There's no getting away from the fact that WordTalk is fairly basic, but it does support SAPI 4 and 5 voices, and these can be tweaked to your liking. The ability to just read aloud individual words, sentences or paragraphs is a particularly nice touch. You also have the option of saving narrations, and there are a number of keyboard shortcuts that allow for quick and easy access to frequently used options.
Download here: WordTalk
3. Natural Reader
Novel text-to-speech software with built-in OCR and its own dedicated web browser
Natural Reader can be used in a couple of ways. The first option is to load documents into its library and have them read aloud from there. This is a neat way to manage multiple files, and the number of supported file types is impressive, including ebook formats. There's also OCR, which enables you to load up a photo or scan of text, and have it read to you.
The second option takes the form of a floating toolbar. In this mode, you can highlight text in any application and use the toolbar controls to start and customize text-to-speech – this means you can very easily use the feature in your web browser, word processor and a range of other programs. There's also a built-in browser to convert web content to speech more easily.
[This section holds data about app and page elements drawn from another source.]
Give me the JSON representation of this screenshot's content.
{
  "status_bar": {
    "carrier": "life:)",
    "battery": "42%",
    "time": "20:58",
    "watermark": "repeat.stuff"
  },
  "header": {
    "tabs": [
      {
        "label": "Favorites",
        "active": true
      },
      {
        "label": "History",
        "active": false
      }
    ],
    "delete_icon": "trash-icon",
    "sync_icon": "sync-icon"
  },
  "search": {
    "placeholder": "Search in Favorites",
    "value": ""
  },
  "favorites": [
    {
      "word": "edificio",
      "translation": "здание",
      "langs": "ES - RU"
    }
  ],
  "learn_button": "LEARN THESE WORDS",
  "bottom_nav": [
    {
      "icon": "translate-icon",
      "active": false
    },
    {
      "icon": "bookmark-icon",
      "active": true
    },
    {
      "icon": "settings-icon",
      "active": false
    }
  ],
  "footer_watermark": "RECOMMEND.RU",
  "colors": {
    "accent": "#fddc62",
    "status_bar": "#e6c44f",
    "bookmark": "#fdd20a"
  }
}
Download here: Natural Reader
4. Zabaware Text-to-Speech Reader
Despite its basic looks, Zabaware Text-to-Speech Reader has more to offer than you might first think. You can open numerous file formats directly in the program, or just copy and paste text.
Alternatively, as long as you have the program running and the relevant option enables, Zabaware Text-to-Speech Reader can read aloud any text you copy to the clipboard – great if you want to convert web sites to speech – as well as dialog boxes that pop up Zabaware Text-to-Speech Reader can also convert text files to WAV format.
Unfortunately the selection of voices is limited, and the only settings you can customize are volume and speed unless you burrow deep into settings to fiddle with pronunciations. Additional voices are available for a US$25 fee (about £20, AU$30), which seems rather steep.
Download here: Zabaware Text-to-Speech Reader
5. Panopretor Basic
Panopreter Basic lives up to its name, delivering text-to-speech conversion without frills. The list of supported file types is a little disappointing (no DOCX, for instance), as is the level of voice customization. Aside from choosing a language, volume and speed, there's nothing to adjust. When you compare this to the range of personalisation that can be achieved in other text-to-speech program, it's a little disappointing.
You do have the option of converting text to WAV format so you can listen to it when on the move, but it's a shame to find that MP3 isn't supported. The dual-pane layout of the program isn't particularly pleasant to work with either; it feels like there is a lot of space wasted unless you happen to be both listening to text-to-speech conversion there and then, and also converting to audio file. It gets the job done, but there are better tools out there.
Download here: Panopreter Basic